Next topic: Rep. Michele Bachmann (R-Minn.). On election night when she wouldn’t answer his questions he asked, “Has someone hypnotized you?” He didn’t mind talking Bachmann. “She’s amazing,” he said. “It was the craziest look in the world.”
He said getting Republicans on his show every night is his bread and butter. “I need them because I’m an arguer,” he said. As with Joynt, never once does he look me in the eye, and again his body is facing right. He yammered on about how much he likes to argue, when I asked, “What’s the most remarkable thing anyone has ever said to make you stop interrupting them?” He stopped and smiled. “Oh, I still do that, huh?” he lamented. He said the other complaint he gets is that he talks too loud. “Do I talk too loudly?” he asked. I didn’t think so. As for interrupting, he reasoned, “I can’t let them go on like an infomercial. That just doesn’t work. A lot of people come on television and get nervous and you end up having a show that is not your show.”
If Matthews’ body language spoke volumes, his facial expressions were a close second. Before the interview with Joynt, he walked into the fancy dining room and just looked annoyed from the get-go. Blond-white hair slightly askew. Dapper dark pinstripe suit, red tie. His attitude was, why me? Oh right, Joynt’s an old friend. But let’s get this over was the look. While oozing grouch from his pores, he managed quasi-pleasant greetings to his eager mostly graying audience — for them he’s a star and they were there to see Matthews be Matthews.

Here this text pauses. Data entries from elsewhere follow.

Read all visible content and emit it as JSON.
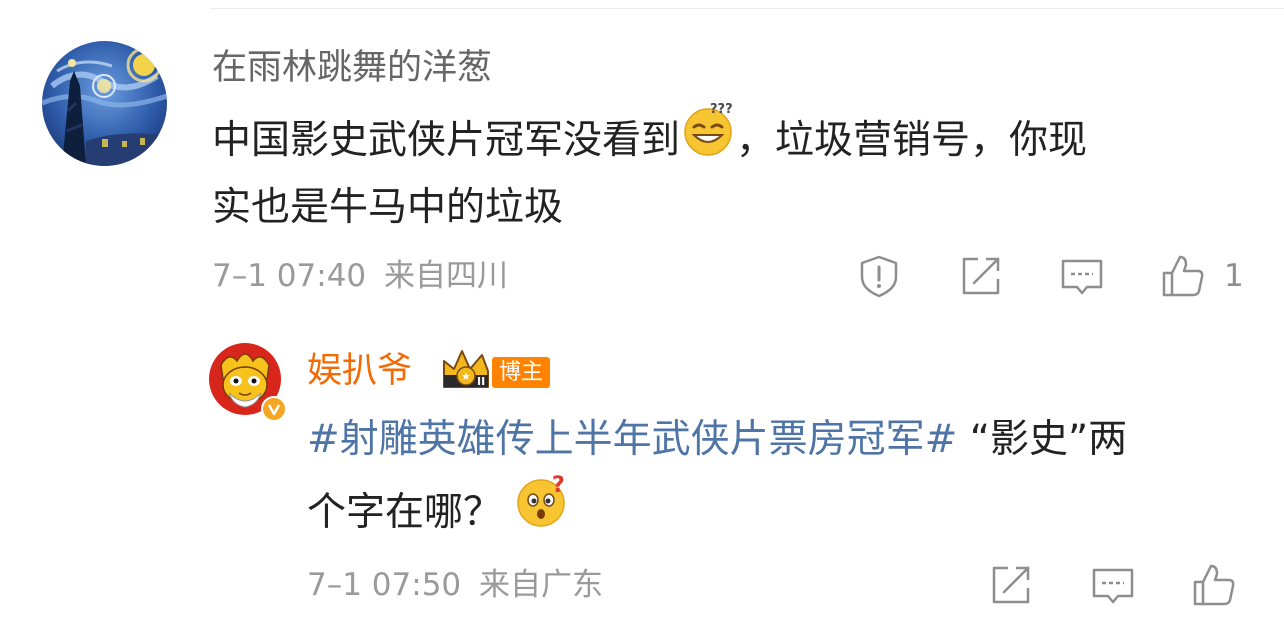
{
  "comment": {
    "username": "在雨林跳舞的洋葱",
    "text_line1_part1": "中国影史武侠片冠军没看到",
    "text_line1_part2": "，垃圾营销号，你现",
    "text_line2": "实也是牛马中的垃圾",
    "time": "7–1 07:40",
    "location": "来自四川",
    "like_count": "1",
    "emoji": "dizzy-grin-emoji"
  },
  "reply": {
    "username": "娱扒爷",
    "badge": "博主",
    "hashtag": "#射雕英雄传上半年武侠片票房冠军#",
    "text_line1_rest": " “影史”两",
    "text_line2": "个字在哪？ ",
    "time": "7–1 07:50",
    "location": "来自广东",
    "emoji": "confused-question-emoji"
  },
  "colors": {
    "username_gray": "#666666",
    "vip_orange": "#f26b08",
    "hashtag_blue": "#4f74a6",
    "meta_gray": "#9a9a9a",
    "badge_orange": "#ff8200"
  },
  "icons": [
    "report-icon",
    "repost-icon",
    "comment-icon",
    "like-icon"
  ]
}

In that sense, he didn’t disappoint. He interrupted. He argued. He shocked. He did his “HA’s.” He even made a fat joke. That one was about the more than plump New Jersey Gov. Chris Christie not being able to balance a budget because what was he going to start with – supper?
Joynt began by asking Matthews something personal. “Oh we’re going there” he groused when asked about his diabetes. If she was trying to ease him into this interview, this wasn’t ideal, but it was in terms of aggravating him if you know what I mean. True to Matthews form, he made it interesting even if he was getting more deeply in touch with his inner-grouch. He said he didn’t always take the diagnosis seriously — not until he had to start shooting himself up above the knee. “I’m not that good with it, I take my medicine, I exercise in the morning,” he said. “When you start putting a needle in yourself a day, you start dealing with it better,” he said.

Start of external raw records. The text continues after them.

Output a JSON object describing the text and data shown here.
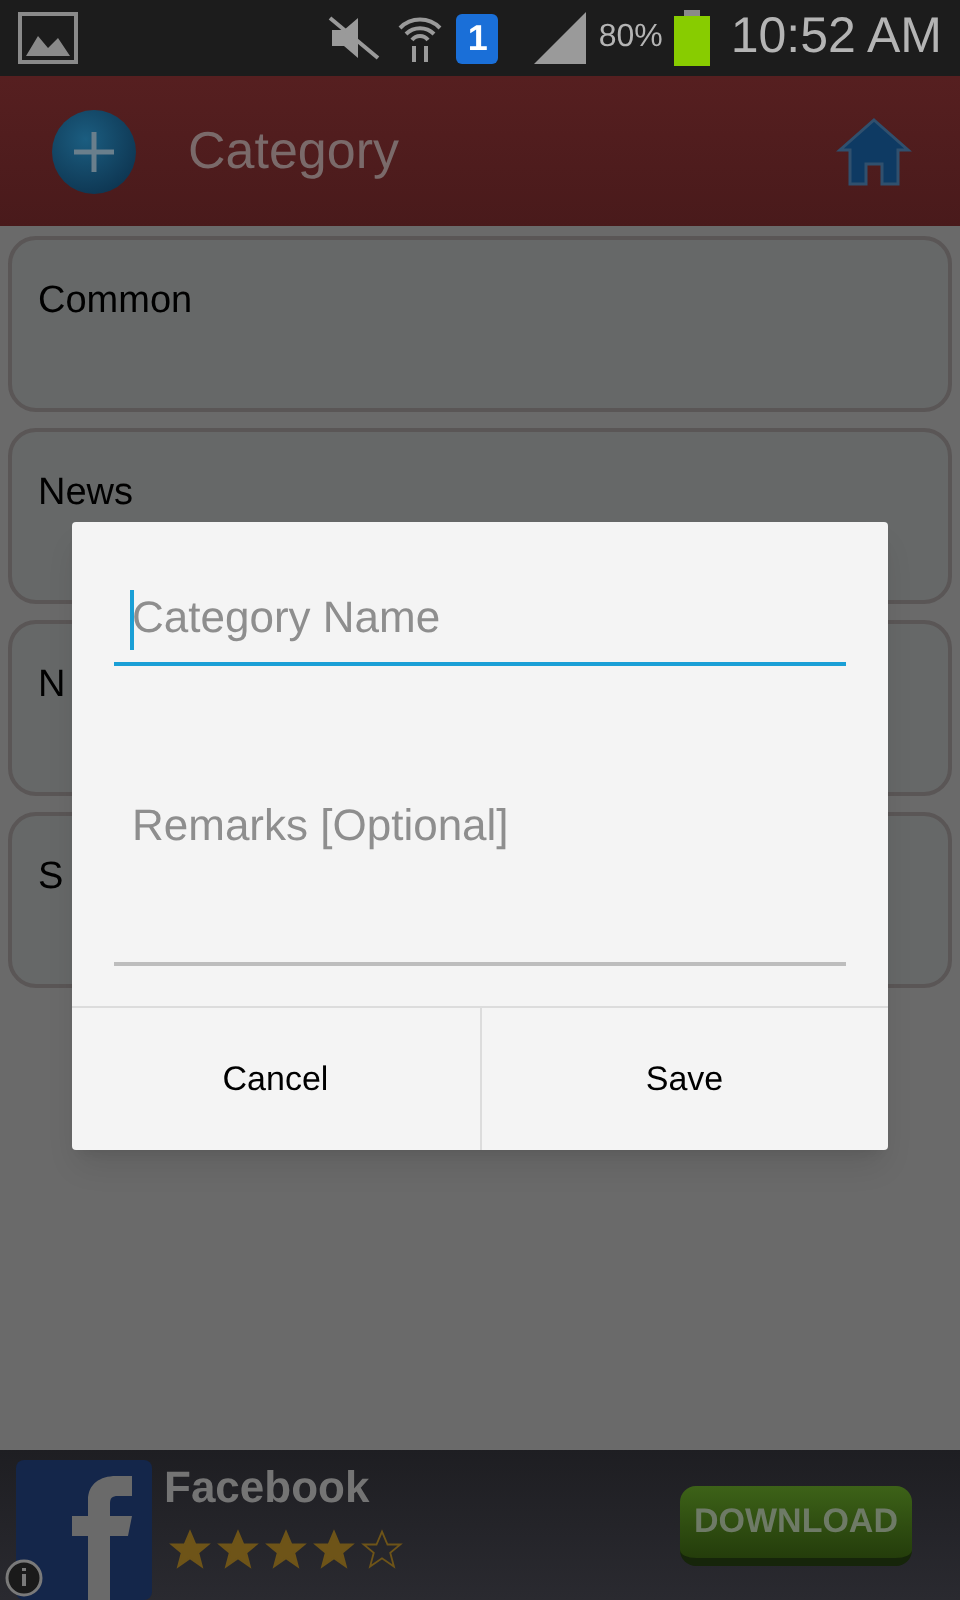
{
  "status_bar": {
    "sim_badge": "1",
    "battery": "80%",
    "time": "10:52 AM"
  },
  "header": {
    "title": "Category"
  },
  "categories": [
    {
      "name": "Common"
    },
    {
      "name": "News"
    },
    {
      "name": "N"
    },
    {
      "name": "S"
    }
  ],
  "dialog": {
    "fields": [
      {
        "placeholder": "Category Name",
        "focused": true
      },
      {
        "placeholder": "Remarks [Optional]",
        "focused": false
      }
    ],
    "buttons": [
      "Cancel",
      "Save"
    ]
  },
  "ad": {
    "app": "Facebook",
    "stars": 4,
    "button": "DOWNLOAD"
  }
}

Joynt asked him about being an empty nester. He said he likes it. He said his daughter recently got a job with Google — “which is like getting a Rhodes Scholar[ship] these days,” he said.
At the end of my private interview with Matthews, three gray-haired men approached to shake his hand. One told him he had been in the hospital, but told the doctors to hurry up and fix him enough so that he could come see Matthews. The newsman looked genuinely touched and broke into a gigantic smile.

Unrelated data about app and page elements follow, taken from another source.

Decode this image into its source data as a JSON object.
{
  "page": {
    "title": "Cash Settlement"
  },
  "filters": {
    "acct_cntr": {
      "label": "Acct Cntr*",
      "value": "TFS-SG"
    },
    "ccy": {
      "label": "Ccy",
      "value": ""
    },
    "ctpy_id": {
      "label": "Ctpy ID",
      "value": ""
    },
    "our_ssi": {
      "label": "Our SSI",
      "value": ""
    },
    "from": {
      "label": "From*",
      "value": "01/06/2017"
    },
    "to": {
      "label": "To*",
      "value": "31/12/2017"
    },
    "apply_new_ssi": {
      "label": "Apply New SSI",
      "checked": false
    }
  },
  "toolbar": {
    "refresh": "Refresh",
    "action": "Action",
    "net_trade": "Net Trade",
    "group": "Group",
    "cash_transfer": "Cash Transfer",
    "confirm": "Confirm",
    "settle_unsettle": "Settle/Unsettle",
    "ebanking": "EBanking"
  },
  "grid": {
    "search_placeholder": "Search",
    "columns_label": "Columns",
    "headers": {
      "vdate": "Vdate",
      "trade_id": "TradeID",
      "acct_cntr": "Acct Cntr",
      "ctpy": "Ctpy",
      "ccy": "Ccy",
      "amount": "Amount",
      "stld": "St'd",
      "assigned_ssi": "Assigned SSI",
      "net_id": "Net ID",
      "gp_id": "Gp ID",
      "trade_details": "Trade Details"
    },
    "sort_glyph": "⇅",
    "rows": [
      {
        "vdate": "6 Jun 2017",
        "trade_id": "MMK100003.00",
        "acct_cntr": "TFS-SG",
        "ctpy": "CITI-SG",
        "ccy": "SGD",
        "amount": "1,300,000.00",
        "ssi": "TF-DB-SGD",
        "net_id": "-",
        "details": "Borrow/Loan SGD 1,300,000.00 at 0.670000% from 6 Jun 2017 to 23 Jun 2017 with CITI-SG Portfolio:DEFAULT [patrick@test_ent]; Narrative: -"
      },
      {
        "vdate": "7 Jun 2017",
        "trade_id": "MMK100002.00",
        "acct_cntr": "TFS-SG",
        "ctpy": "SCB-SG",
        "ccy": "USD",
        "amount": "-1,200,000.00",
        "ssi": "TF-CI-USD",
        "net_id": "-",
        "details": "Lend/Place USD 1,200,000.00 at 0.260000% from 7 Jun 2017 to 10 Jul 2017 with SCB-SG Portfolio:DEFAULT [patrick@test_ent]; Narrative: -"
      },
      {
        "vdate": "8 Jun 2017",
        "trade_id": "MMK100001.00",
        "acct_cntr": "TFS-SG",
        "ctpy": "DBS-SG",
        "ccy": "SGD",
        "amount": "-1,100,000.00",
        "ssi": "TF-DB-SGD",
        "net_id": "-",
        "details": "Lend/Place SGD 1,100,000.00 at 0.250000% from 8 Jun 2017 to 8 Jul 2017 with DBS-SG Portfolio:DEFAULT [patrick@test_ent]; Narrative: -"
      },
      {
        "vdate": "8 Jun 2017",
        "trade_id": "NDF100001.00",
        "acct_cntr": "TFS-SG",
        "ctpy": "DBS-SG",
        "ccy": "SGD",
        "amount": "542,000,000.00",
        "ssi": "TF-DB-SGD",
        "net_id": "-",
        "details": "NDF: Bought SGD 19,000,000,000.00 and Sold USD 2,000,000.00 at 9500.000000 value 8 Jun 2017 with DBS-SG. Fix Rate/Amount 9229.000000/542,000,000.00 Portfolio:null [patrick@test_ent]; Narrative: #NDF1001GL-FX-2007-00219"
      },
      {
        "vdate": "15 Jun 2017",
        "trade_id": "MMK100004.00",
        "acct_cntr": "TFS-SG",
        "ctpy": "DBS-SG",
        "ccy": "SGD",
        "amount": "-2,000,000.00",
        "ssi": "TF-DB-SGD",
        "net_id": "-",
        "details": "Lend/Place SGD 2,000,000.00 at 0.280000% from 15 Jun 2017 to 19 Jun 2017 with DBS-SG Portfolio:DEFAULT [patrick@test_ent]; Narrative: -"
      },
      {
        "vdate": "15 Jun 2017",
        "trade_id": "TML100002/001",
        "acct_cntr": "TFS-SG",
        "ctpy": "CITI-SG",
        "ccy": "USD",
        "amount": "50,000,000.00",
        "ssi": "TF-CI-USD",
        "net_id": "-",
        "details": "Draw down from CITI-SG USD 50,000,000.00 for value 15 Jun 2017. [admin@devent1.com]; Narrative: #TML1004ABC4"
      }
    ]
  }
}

As Matthews shook his hand, the man’s face lit up as he said, “I just hope I’m not contagious.”
Go to audio stream here.